Our client then contacted our office, perplexed and not knowing what to do. Greg Hill of Greg Hill & Associates discussed the case with the client, whose English was a second language to Mandarin. Greg then explained that he hoped to resolve the case for an infraction and perhaps a fine for the investigation costs that Los Angeles County spent in finding our client’s product to be mislabeled.
Greg then appeared on the client’s behalf in the East Los Angeles Superior Court. No one from the client’s business had to come to court, be absent from work and lose more business.

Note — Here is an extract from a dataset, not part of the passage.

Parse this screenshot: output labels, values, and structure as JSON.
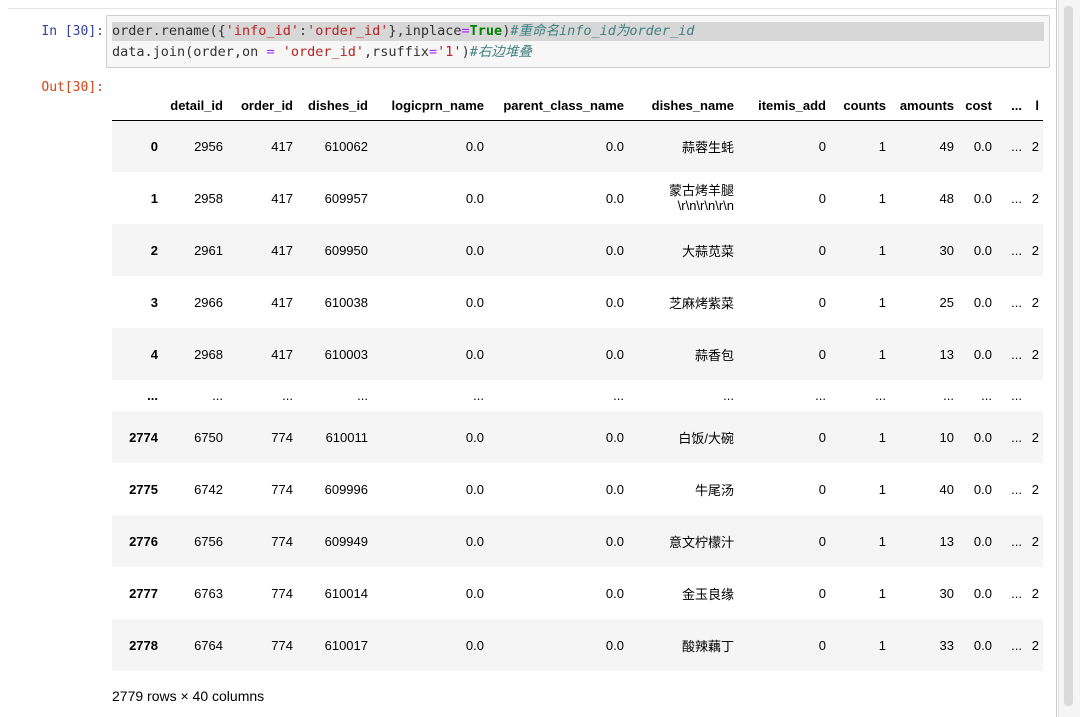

Greg then negotiated a plea bargain with the prosecutor wherein two of the three charges were dismissed and the third charge was reduced from a misdemeanor to an infraction. The client was ordered, pursuant to the terms of the plea bargain, to pay well over $2,000 to the Los Angeles County Department of Weights and Measures for its investigative expenses, as well as a $600 fine to the Los Angeles Superior Court (plus penalties and assessments costs). The client was satisfied that it avoided a criminal record for a misdemeanor or felony, as pleading to a misdemeanor could be fatal to its business relations and future. A misdemeanor conviction also would affect its business license fees and its commercial insurance premiums.
The plea bargain further provided that in eight months, if our client pays off all the fines and the investigative costs – and stays free of any new charges – will have the case dismissed.
The client immediately paid off the two fines and in eight months, Greg reported back to court and had the case dismissed, which made the client quite happy.
This case was filed and resolved prior to 2015. On January 1, 2015, in Los Angeles County, a new diversion program called AB 2124 came into effect wherein a judge could offer diversion to low-level, first-time offenders over a prosecutor’s objection, as here. Had this case been filed after January 1, 2015, our office would have filed a motion for imposition of judicial diversion under Penal Code §§ 1001.94 to 1001.98, which is where Assembly Bill (AB) 2124 was put into legislation. Such a motion would have been a cleaner, easier way to ensure the ultimate dismissal of the case. This program ended on January 1, 2018, but many prosecutors continue to offer a variant of this program under DA diversion.
For more information about the issues in this case summary, click on the following articles:
- What Is The Difference Between a Misdemeanor and an Infraction?
- Expungement of an Infraction?
- What Is a Motion for Civil Compromise?